The news of Microsoft’s new API has spread around the internet rather quickly, and despite there still being a little confusion regarding the API it’s going to be great news for PC gamer’s. In theory, it should provide huge reductions in the overheads which have long been associated with PC gaming, allowing a more console like API environment.
At GDC 2014 Microsoft unveiled their API, showing off a ported version of Forza 5 which was running on DX12, with the GPU said to be Nivida’s Titan Black. The release of DX12 isn’t going to be immediate – we’re going to be waiting until late 2015 before the API is ready to support games. Right now, AMD are pushing their Mantle interface, and with the Frostbite engine, along with Cryengine to support it, AMD gamer’s are able to enjoy its benefits now.
What is an API?
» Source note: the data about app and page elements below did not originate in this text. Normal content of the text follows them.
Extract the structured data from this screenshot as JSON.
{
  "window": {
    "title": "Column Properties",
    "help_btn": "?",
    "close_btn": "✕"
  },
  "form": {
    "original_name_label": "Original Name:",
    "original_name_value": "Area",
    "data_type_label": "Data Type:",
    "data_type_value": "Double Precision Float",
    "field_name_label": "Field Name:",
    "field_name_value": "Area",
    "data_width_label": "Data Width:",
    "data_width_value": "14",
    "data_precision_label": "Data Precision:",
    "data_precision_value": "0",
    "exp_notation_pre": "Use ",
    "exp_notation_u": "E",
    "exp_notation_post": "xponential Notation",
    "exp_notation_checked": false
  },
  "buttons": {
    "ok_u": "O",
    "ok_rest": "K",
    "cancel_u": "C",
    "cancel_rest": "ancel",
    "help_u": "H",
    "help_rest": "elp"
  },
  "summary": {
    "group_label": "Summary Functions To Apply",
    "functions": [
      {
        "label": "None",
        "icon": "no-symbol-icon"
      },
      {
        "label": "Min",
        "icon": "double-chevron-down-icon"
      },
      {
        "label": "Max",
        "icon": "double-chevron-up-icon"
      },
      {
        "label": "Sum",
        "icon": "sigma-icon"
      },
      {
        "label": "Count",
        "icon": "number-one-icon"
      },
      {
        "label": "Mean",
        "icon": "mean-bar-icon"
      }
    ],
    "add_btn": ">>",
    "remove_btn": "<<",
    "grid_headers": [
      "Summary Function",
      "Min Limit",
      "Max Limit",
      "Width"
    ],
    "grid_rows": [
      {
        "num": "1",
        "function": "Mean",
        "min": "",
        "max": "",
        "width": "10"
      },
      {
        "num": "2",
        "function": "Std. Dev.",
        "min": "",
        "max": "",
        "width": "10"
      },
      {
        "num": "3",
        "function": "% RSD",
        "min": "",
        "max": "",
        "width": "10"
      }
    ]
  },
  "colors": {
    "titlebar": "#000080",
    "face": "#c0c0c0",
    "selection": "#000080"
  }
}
Application Programming Interface is the piece of software which allows the game to ‘speak’ with the hardware. The purpose of an API is to provide a fairly consistent development environment among a sea of different hardware. The game application speaks to DirectX (or whatever API the game is using), which then in turn talks with the hardware driver, which then in turn tells the hardware what to do. Traditionally there are newly released drivers in which AMD or Nvidia improve the performance of a game title by the way the driver itself handles the game. This is very important for them to do, particularly if it’s a big title which has the potential to sell a lot of new graphics cards.
AMD released Mantle, which features a ‘thinner’ abstraction layer, in other words their’s less translation which needs to take place. This reduces overheads, and Mantle also vastly improved on the multi-threading capacity of DX11. Multi-threading performance has remained an issue with PC for along time, with often the main rendering thread being placed solely on a single processor core. In today’s modern gaming PC’s this isn’t ideal because while the performance levels of CPU’s have improved thanks to additional CPU cores, the performance of a single core hasn’t improved so drastically. Indeed, if we were to go back even to Intel’s own Sandybridge processors (which were released early 2011) until now, with Haswell, per core performance has only improved roughly 20 percent (depending on tasks and so on).
There has been a lot of rumors and speculations flying about the internet regarding the origin of DX12. Many have cited that Microsoft effectively ripped off Mantle, while others (particularly MS) are keen to point out they’ve had DX12 in development for around four years now. I spoke with some sources at AMD to get a little information regarding this.
RGT: Can you provide some insight into the DX12 vs Mantle debate? Clearly Mantle has some major advantages regarding lead time and the ability to work on a variety of different platforms, instead of being pushed onto only Windows. Do you believe that Mantle’s support from developers will be helped largely due to its ability to run on Linux in the future?
Robert Hallock: I believe that Mantle’s current principal advantage is in its very nature: a low-overhead API. It’s the only low-overhead API available on the market today, and it’s a proven technology supported by four game engines and a number of games. If you’re a game development studio that wants to become familiar with low-overhead API development, Mantle is the only game in town and we’d love to hear from you!
RGT: There are many who’re claiming and reporting rumors that MS ‘copied’ parts of Mantle’s design and effectively re-branded it. Can you comment on this or perhaps provide a little insight?
Robert Hallock: DirectX 12 is Microsoft’s own creation, though they have welcomed input on its development from many different technology partners including AMD. We have welcomed the same input on Mantle by sharing the full specification with Microsoft since the early days of our API. As the industry moves to embrace the principles of ‘closer to the metal’ API design, it is evident that our pioneering work with this concept has been highly influential.
RGT: A few sources are reporting that AMD currently don’t have a DX12 driver in the hands of developers, can you provide any info on if this is true or if you’re simply in the middle of testing out the API internally?
Robert Hallock: I don’t know the answer to this question. I will have to get back with you, though I cannot yet provide an ETA on my answer until I do some digging internally.
So according to AMD, DX12 is their own creation. Clearly with DX12 having just been announced, and even with Mantle still not fully complete (it’s in the testing stages technically even now) we’ll be waiting awhile to see the two API’s performance compared. But there’s one thing for certain, now is a fantastic time to be a PC gamer.